> [WORK REQUIRED]: A copy is needed of each line in the records that has the word "status".

** EXERCISE INPUTS follows **

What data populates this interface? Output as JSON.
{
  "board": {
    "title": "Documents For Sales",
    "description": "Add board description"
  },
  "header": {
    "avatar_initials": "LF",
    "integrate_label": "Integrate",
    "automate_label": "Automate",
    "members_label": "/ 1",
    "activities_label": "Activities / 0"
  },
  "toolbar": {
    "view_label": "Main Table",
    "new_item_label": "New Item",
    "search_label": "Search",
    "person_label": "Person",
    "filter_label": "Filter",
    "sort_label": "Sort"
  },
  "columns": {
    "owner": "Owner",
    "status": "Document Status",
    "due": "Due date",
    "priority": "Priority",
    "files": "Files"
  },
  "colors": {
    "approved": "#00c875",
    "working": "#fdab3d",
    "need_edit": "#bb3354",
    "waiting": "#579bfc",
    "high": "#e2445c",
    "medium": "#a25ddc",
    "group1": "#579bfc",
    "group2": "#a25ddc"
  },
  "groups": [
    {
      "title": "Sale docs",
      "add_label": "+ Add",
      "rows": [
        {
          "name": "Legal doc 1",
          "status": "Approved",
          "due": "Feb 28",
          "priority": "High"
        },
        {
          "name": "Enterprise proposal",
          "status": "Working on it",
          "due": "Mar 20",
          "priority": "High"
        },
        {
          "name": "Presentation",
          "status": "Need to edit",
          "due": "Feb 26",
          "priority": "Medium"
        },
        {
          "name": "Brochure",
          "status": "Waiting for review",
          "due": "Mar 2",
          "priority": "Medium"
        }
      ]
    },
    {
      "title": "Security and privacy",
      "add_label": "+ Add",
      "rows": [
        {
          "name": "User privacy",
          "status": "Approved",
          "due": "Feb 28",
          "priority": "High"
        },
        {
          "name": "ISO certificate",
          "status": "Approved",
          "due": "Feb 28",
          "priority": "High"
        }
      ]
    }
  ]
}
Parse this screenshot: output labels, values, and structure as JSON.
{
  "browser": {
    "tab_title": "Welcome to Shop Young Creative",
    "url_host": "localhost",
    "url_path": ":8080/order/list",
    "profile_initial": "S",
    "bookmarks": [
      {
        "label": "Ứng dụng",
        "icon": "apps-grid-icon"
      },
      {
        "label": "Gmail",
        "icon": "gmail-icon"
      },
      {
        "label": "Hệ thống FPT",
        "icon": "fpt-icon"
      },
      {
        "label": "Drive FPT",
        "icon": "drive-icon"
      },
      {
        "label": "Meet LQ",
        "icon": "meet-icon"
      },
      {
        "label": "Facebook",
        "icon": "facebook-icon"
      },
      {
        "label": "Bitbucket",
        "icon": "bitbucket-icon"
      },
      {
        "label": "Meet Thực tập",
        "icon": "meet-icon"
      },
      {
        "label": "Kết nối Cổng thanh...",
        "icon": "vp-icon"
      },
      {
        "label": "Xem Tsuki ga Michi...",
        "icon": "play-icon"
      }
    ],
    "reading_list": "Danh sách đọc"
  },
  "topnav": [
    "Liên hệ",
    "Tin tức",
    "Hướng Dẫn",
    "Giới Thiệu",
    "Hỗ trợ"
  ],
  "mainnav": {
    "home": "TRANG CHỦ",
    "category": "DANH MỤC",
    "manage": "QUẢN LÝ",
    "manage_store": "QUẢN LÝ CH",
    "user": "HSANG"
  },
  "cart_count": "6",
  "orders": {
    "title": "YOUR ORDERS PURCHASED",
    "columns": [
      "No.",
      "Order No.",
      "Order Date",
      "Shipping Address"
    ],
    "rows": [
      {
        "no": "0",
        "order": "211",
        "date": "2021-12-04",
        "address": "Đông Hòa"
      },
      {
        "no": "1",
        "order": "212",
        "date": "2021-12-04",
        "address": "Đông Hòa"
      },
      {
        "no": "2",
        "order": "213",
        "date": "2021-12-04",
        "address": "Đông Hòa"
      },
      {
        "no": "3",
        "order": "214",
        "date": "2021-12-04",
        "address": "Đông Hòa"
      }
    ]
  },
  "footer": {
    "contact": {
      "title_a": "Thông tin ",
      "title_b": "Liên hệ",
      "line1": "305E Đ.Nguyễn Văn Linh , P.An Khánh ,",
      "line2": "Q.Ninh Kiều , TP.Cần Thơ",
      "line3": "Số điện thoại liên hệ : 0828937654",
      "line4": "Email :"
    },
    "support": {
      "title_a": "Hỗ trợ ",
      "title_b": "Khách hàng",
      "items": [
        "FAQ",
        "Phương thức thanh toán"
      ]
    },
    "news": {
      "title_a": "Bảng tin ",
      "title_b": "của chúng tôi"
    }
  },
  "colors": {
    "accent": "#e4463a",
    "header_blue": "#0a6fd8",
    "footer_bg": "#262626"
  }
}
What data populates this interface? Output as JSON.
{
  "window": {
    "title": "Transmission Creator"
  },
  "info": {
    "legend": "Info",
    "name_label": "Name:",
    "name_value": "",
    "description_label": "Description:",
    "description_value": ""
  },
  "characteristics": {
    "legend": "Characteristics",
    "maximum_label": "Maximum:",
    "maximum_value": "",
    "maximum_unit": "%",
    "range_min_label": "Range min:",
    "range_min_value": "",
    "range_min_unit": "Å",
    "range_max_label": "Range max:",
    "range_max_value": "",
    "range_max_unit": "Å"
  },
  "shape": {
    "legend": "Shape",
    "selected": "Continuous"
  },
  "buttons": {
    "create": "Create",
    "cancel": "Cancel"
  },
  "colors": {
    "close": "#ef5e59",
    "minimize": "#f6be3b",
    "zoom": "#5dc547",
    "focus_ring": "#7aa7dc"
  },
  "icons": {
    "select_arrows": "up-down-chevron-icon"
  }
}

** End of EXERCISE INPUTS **

> [SOLUTION FOR THIS EXERCISE]:
    "status": "Document Status",
          "status": "Approved",
          "status": "Working on it",
          "status": "Need to edit",
          "status": "Waiting for review",
          "status": "Approved",
          "status": "Approved",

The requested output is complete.